Pets have teeth too and since it can be challenging to brush their teeth daily many pets suffer from dental disease. By three years of age 85% of pets have some form of periodontal disease. That “doggy” and “kitty” breath isn’t normal, it’s a sign of dental disease. Take a look in your pet’s mouth, do you see redness on the gums, brown build-up of calculus, bleeding? Those are signs that something isn’t right in his mouth. It can be hard to tell that our pets are in pain from their teeth because they hide it well. An oral health exam is part of their annual checkup. Often it is hard to do a full assessment because they don’t understand how to say “AHHHH”.
A dental for your pet is very similar to what we humans get, except they do need to be asleep. Sedation not only makes it easier for us to fully examine their mouth but it is also safer because it protects their airways and prevents pieces of calculus that get removed from being inhaled into their lungs.
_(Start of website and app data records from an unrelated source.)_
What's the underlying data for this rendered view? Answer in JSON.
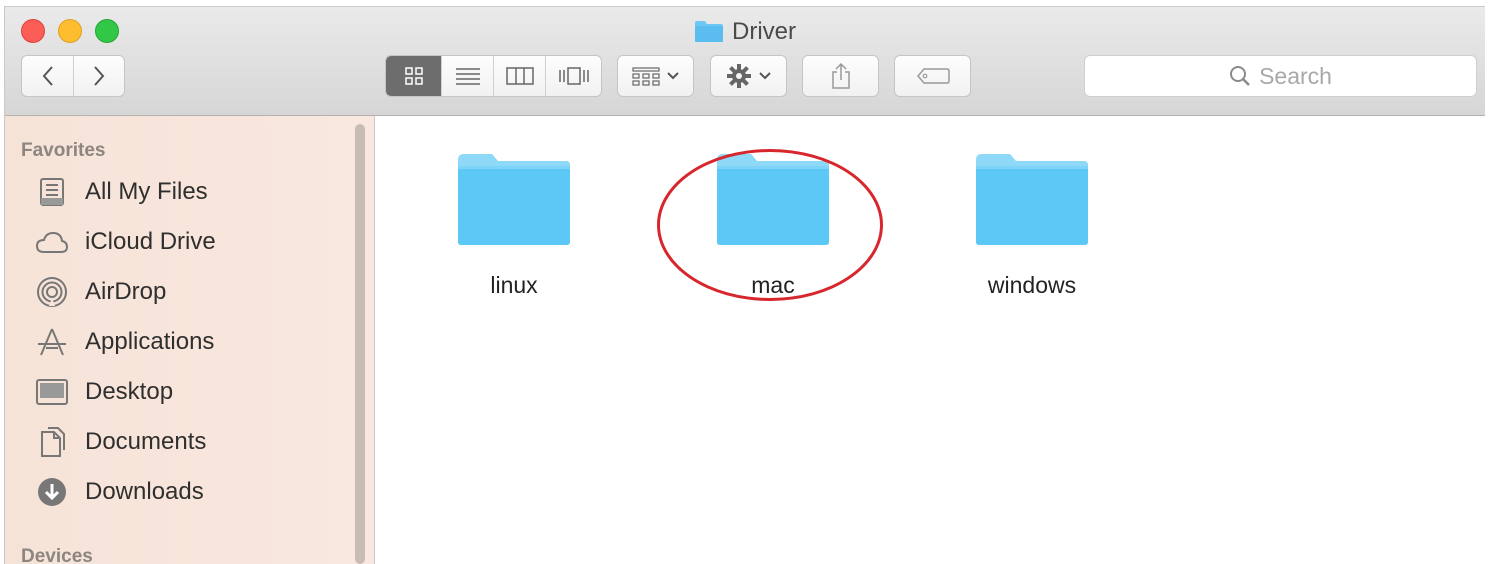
{
  "window": {
    "title": "Driver",
    "title_icon": "folder-icon"
  },
  "toolbar": {
    "back_icon": "chevron-left-icon",
    "forward_icon": "chevron-right-icon",
    "view_modes": [
      "icon-view-icon",
      "list-view-icon",
      "column-view-icon",
      "cover-flow-icon"
    ],
    "active_view": "icon-view",
    "arrange_icon": "arrange-grid-icon",
    "action_icon": "gear-icon",
    "share_icon": "share-icon",
    "tag_icon": "tag-icon",
    "search_placeholder": "Search"
  },
  "sidebar": {
    "favorites_header": "Favorites",
    "favorites": [
      {
        "label": "All My Files",
        "icon": "all-files-icon"
      },
      {
        "label": "iCloud Drive",
        "icon": "cloud-icon"
      },
      {
        "label": "AirDrop",
        "icon": "airdrop-icon"
      },
      {
        "label": "Applications",
        "icon": "applications-icon"
      },
      {
        "label": "Desktop",
        "icon": "desktop-icon"
      },
      {
        "label": "Documents",
        "icon": "documents-icon"
      },
      {
        "label": "Downloads",
        "icon": "download-icon"
      }
    ],
    "devices_header": "Devices"
  },
  "content": {
    "folders": [
      {
        "name": "linux"
      },
      {
        "name": "mac",
        "highlighted": true
      },
      {
        "name": "windows"
      }
    ]
  },
  "colors": {
    "folder_blue": "#5cc8f5",
    "highlight_ring": "#d7262c",
    "sidebar_bg": "#f7e5db"
  }
}
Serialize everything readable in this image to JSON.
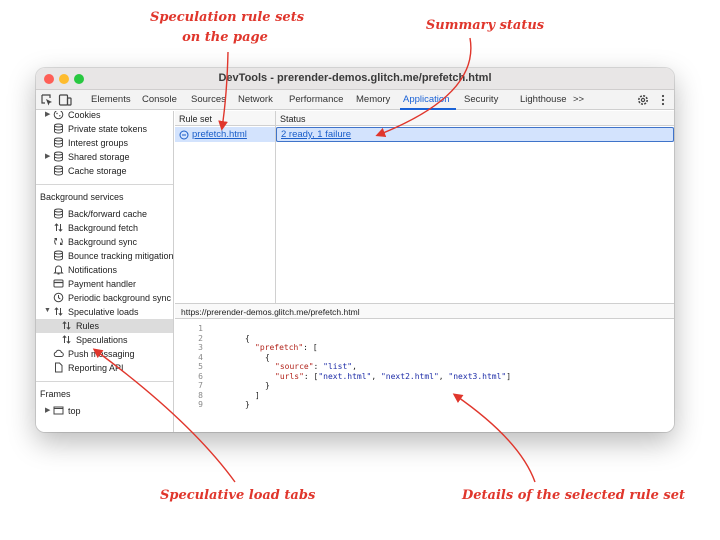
{
  "annotations": {
    "rule_sets_line1": "Speculation rule sets",
    "rule_sets_line2": "on the page",
    "summary_status": "Summary status",
    "speculative_tabs": "Speculative load tabs",
    "details": "Details of the selected rule set"
  },
  "window": {
    "title": "DevTools - prerender-demos.glitch.me/prefetch.html"
  },
  "toolbar": {
    "tabs": [
      "Elements",
      "Console",
      "Sources",
      "Network",
      "Performance",
      "Memory",
      "Application",
      "Security",
      "Lighthouse"
    ],
    "more": ">>",
    "active": "Application"
  },
  "sidebar": {
    "storage_items": [
      "Cookies",
      "Private state tokens",
      "Interest groups",
      "Shared storage",
      "Cache storage"
    ],
    "background_header": "Background services",
    "background_items": [
      "Back/forward cache",
      "Background fetch",
      "Background sync",
      "Bounce tracking mitigations",
      "Notifications",
      "Payment handler",
      "Periodic background sync",
      "Speculative loads"
    ],
    "speculative_children": [
      "Rules",
      "Speculations"
    ],
    "other_items": [
      "Push messaging",
      "Reporting API"
    ],
    "frames_header": "Frames",
    "frames_items": [
      "top"
    ]
  },
  "table": {
    "headers": [
      "Rule set",
      "Status"
    ],
    "rows": [
      {
        "rule_set": "prefetch.html",
        "status": "2 ready, 1 failure"
      }
    ]
  },
  "detail": {
    "url": "https://prerender-demos.glitch.me/prefetch.html",
    "line_numbers": [
      "1",
      "2",
      "3",
      "4",
      "5",
      "6",
      "7",
      "8",
      "9"
    ],
    "code": {
      "open_brace": "{",
      "prefetch_key": "\"prefetch\"",
      "open_list": ": [",
      "inner_open": "{",
      "source_key": "\"source\"",
      "source_val": "\"list\"",
      "urls_key": "\"urls\"",
      "url1": "\"next.html\"",
      "url2": "\"next2.html\"",
      "url3": "\"next3.html\"",
      "inner_close": "}",
      "close_list": "]",
      "close_brace": "}"
    }
  },
  "colors": {
    "annotation": "#e0362c",
    "accent": "#1a62d6",
    "selection": "#d3e3fd"
  }
}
When your pet comes in for a dental visible tartar is first removed, then a special tool is used to safely remove tartar from under the gum line. The gums are checked for pockets surrounding the teeth (a sign of more significant disease), the teeth are then polished and treated with fluoride. Many times the roots are diseased with no sign on the crowns. Dental x-rays allow us to look for this very painful problem and treat accordingly. With routine dental care your pet can have a healthier mouth and a longer lifespan.
by Amy R. Wenzel, DVM Fairland Animal Hospital